Gluten-free diets truly help people allergic to gluten, and while  gluten sensitivities are pretty rare they do exist. A gluten-free diet is restrictive which helps people cut out lots of calories and junk food, but packaged gluten-free foods are not all they are cracked up to be. Most are refined grains, stripped of their nutrients. Gluten-free products are often higher in calories, sodium, fat, and sugar to make up for flavor differences compared to conventional products. Increased exposure to arsenic from rice-based products is also a concern. There is nothing wrong with eating fruits, vegetables, lean protein, nuts, seeds, and dairy which are all naturally gluten-free; use caution with processed foods though.
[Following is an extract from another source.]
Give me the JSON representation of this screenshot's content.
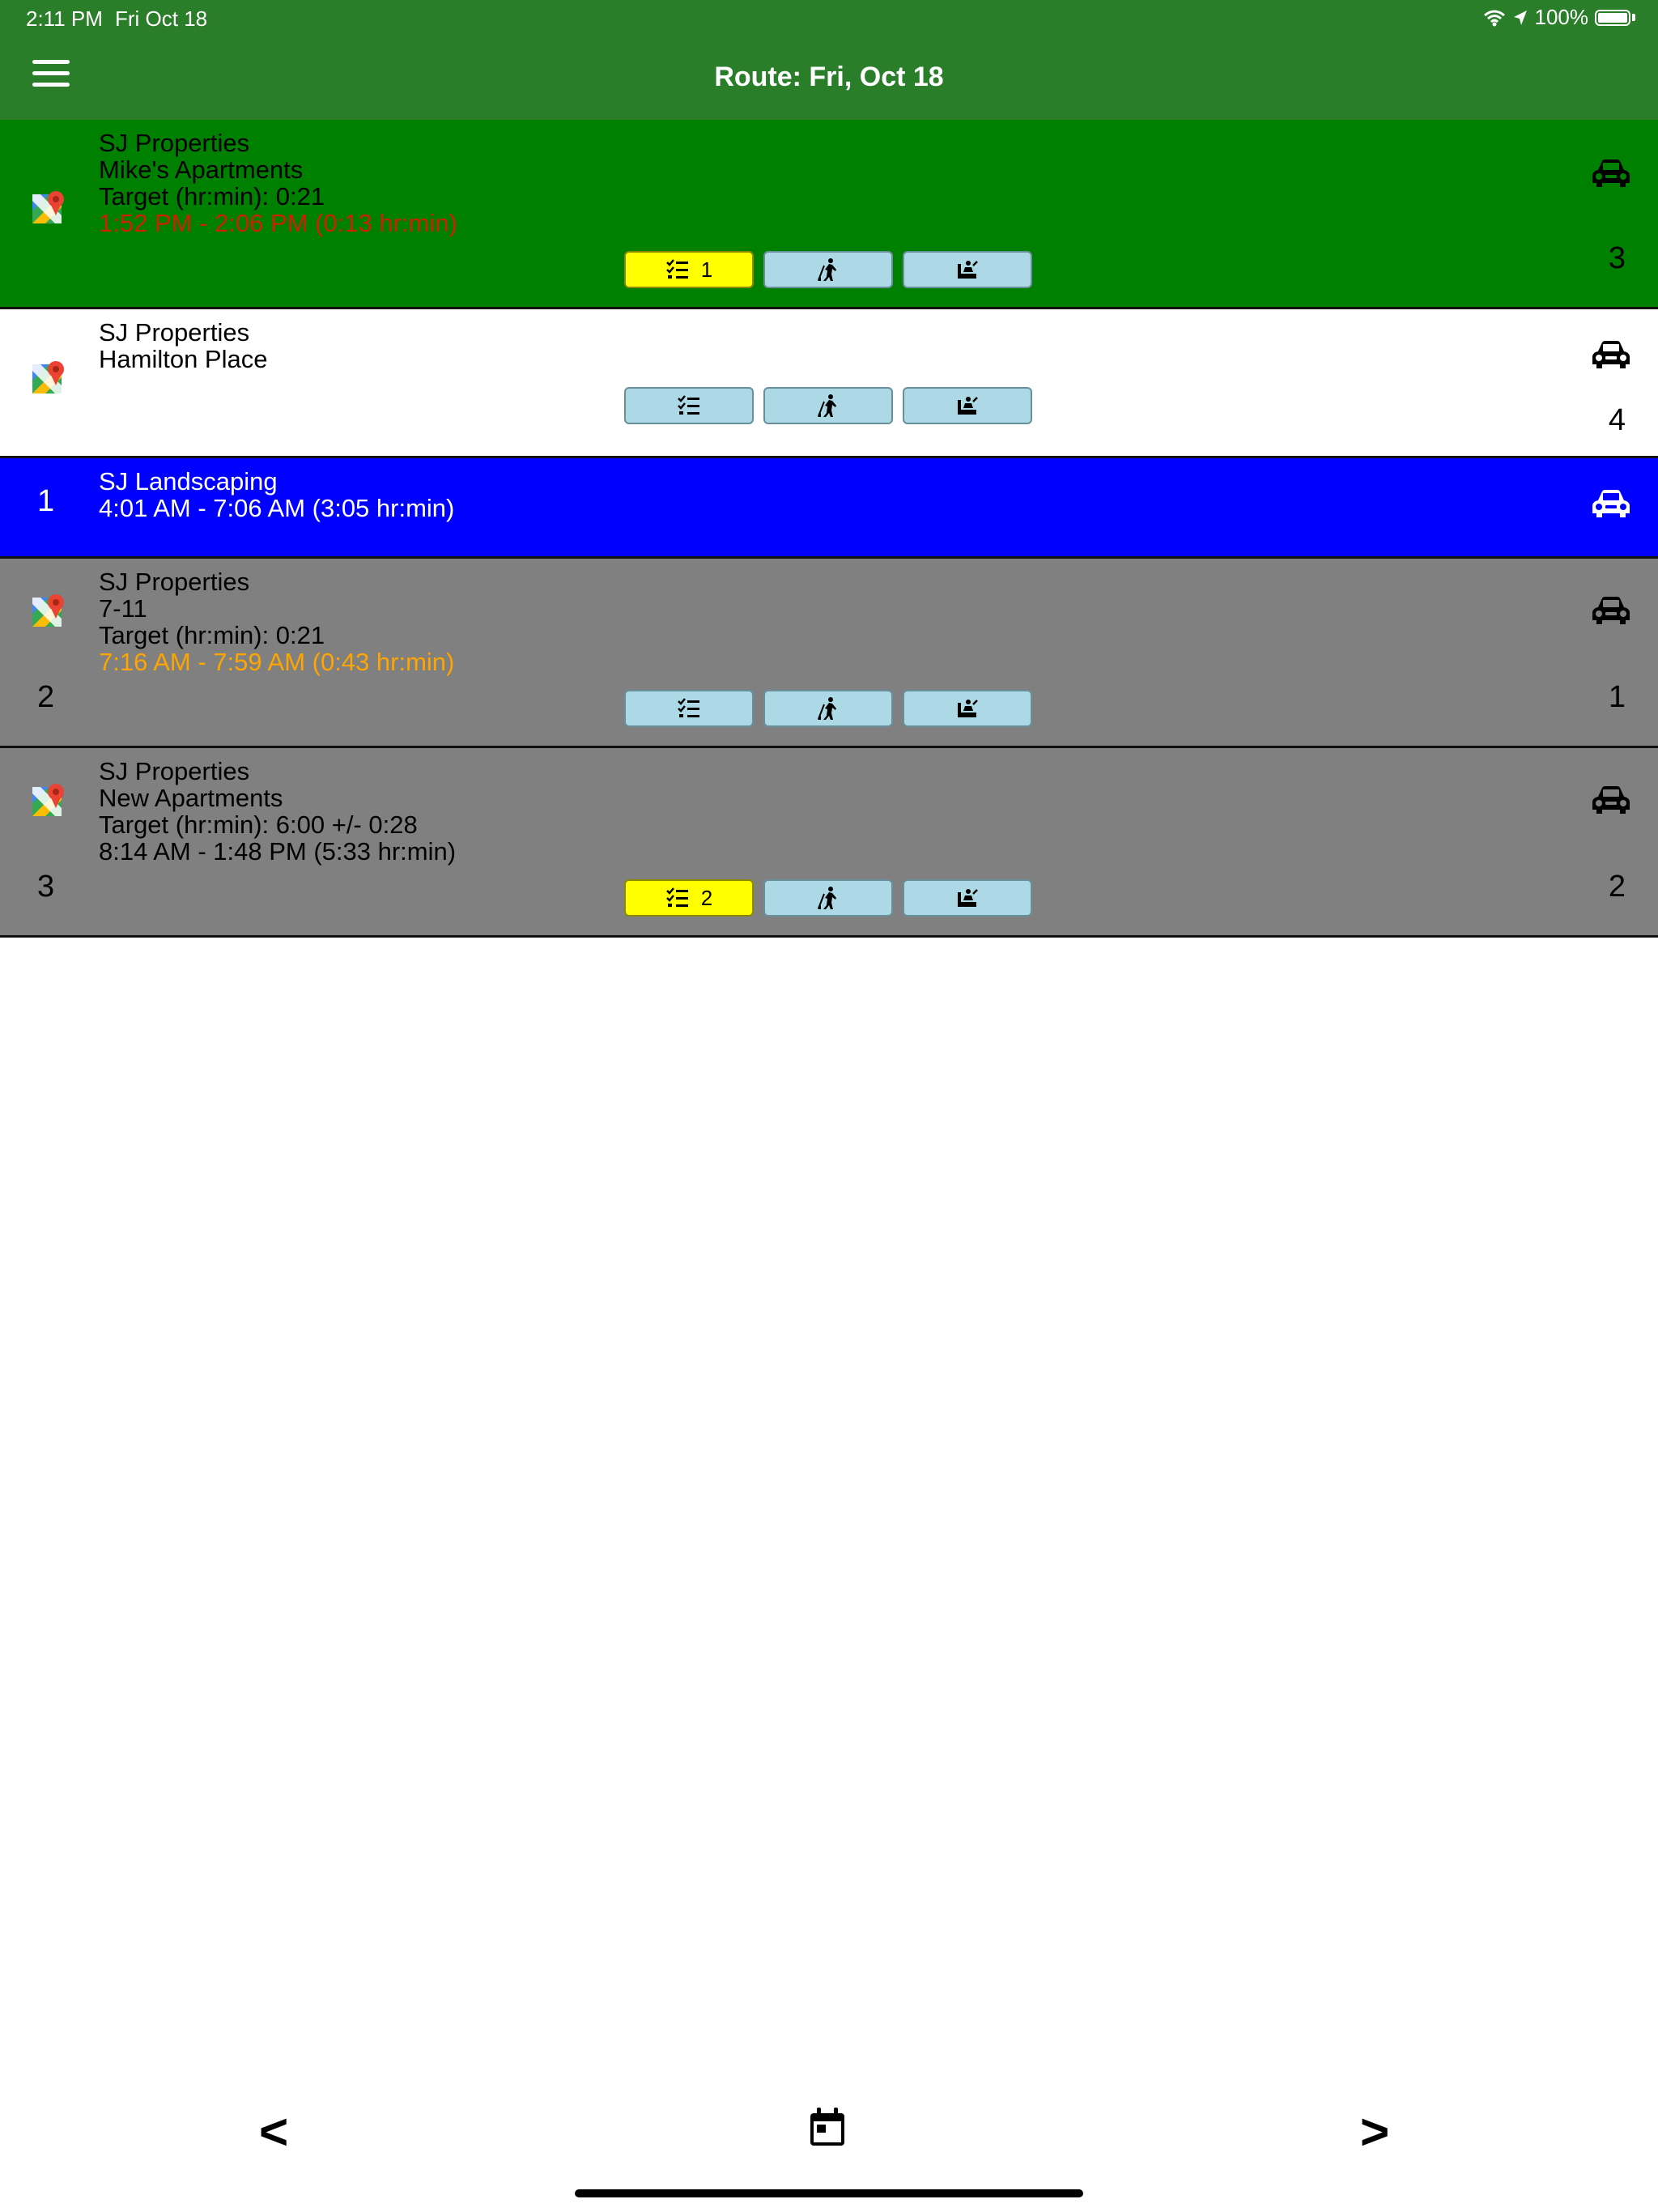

Coconut oil claims to increase metabolism, boost weight loss, and improve cholesterol. Coconut oil is high in saturated fat, but due to its medium-chain triglyceride structure it does not appear to have a significant effect on cholesterol like other high saturated fat foods such as butter and red meat. Instead coconut oil is rapidly delivered to the liver. Over-consumption can lead to stress on your liver and may contribute to fatty liver disease. Stick with olive oil which has well documented heart health benefits.

Paleo diet also known as the caveman diet bases nutrition on the foods available during the Paleolithic Era. You get to eat meat, fish, eggs, vegetables, fruit, olive oil, nuts, and seeds. You must avoid grains, sugar, dairy, beans, alcohol, salt, and all processed foods. While eating clean and giving up junk food is a great way to live a healthy lifestyle, Paleo ranked one of the worst diets by U.S. News and World Report. Experts found the diet was too high in saturated fat, which triggers inflammation as well as increases cardiovascular risk, insufficient in essential nutrients such as calcium, and long term adherence is low due to it being very restrictive.

Fads come and go but solid research can help guide us in the right direction. If it sounds too good to be true it probably is. Enjoy the benefits of minimally processed foods and remember to enjoy all things in moderation.

Wednesday, March 1, 2017

Cheers to Good Health

Aging is a state of mind, and protecting our mind starts with the food and drinks we consume every day. One of the most powerful ways we can enhance memory, mental alertness, and slow brain aging is by drinking green tea regularly.

With over 4,000 years of use, tea is the most widely consumed beverage in the world, second only to water. There are three main types of tea: green, black, and oolong. The difference is in how the teas are processed. Green tea is made from unfermented leaves helping to retain the highest amount of
antioxidants to protect against chronic disease such as heart disease, stroke, and cancer.

Tea also contains catechins which makes blood less sticky helping to further reduce the risk of heart attack and stroke. Catechins can also reduce free radical damage and some studies show it may help prevent breast, prostate, and GI tract related cancers.

Green tea has the highest catechin content, about 375 mg per cup, followed by black tea with about 210 mg per cup. Decaffeinated green and black teas appear to have the same benefits as regular.

Studies have also shown people who drink at least one cup of tea daily have higher bone mineral density helping to reduce the risk of osteoporosis. There are many properties in tea which could contribute to strong bones; fluoride being the best known can also help prevent cavities as well. Too much fluoride can be a problem, so it is best to limit tea to 4 cups or less daily.

Adding milk to tea blocks the absorption of catechins so this should be avoided. Sugar and alternative sweeteners do not appear to effect catechin absorption, although consuming these in moderation is best.

Studies show tea is a powerful antioxidant that helps protect against many diseases and enhance mental function. Enjoy green tea regularly as part of a healthy lifestyle.